1950 "First Edition" stated on copyright page; Doubleday & Company publishers, Garden City, N.Y.; hardbound; very good condition with unmarked pages; spine edge has minor darkening (see pic); no dust jacket.
The Martian Chronicles is a 1950 science fiction short story fixup by American writer Ray Bradbury, which chronicles the colonization of Mars by humans fleeing from a troubled and eventually atomically devastated Earth, and the conflict between aboriginal Martians and the new colonists. The book lies somewhere in between a short story collection and an episodic novel, containing stories originally published in the late 1940s in science fiction magazines. The stories were loosely woven together with a series of short, interstitial vignettes for publication.
The Martian Chronicles follows a "future history" structure.
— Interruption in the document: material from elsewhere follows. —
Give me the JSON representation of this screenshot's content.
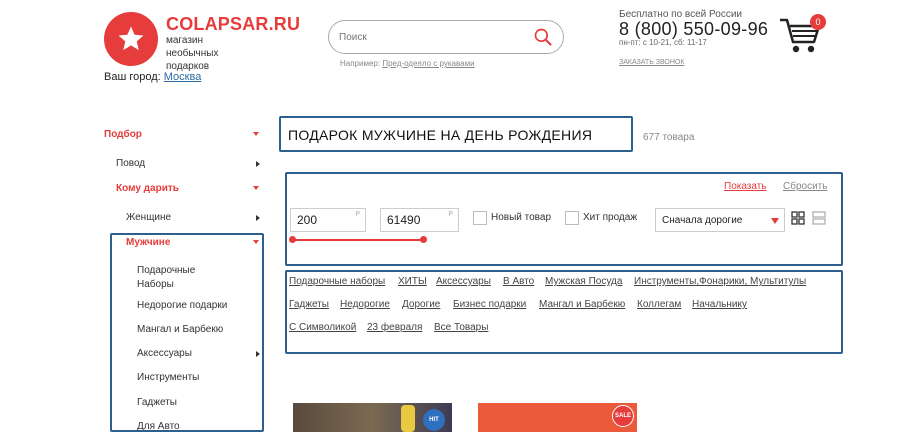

The stories, complete in themselves, come together as episodes in a larger sequential narrative framework. The overall structure is in three parts, punctuated by two catastrophes: the near-extinction of the Martians and the parallel near-extinction of the human race.
The first third (set in the period January 1999—April 2000) details the attempts of the Earthmen to reach Mars, and the various ways in which the Martians keep them from returning. In the crucial story, "—And the Moon Be Still as Bright", it is revealed by the fourth exploratory expedition that the Martians have all but perished in a plague caused by germs brought by one of the previous expeditions. This unexpected development sets the stage for the second act (December 2001—November 2005), in which humans from Earth colonize the deserted planet, occasionally having contact with the few surviving Martians, but for the most part preoccupied with making Mars a second Earth. However, as war on Earth threatens, most of the settlers pack up and return home. A global nuclear war ensues, cutting off contact between Mars and Earth. The third act (December 2005—October 2026) deals with the aftermath of the war, and concludes with the prospect of the few surviving humans becoming the new Martians, a prospect already foreshadowed in "—And the Moon Be Still as Bright", and which allows the book to return to its beginning.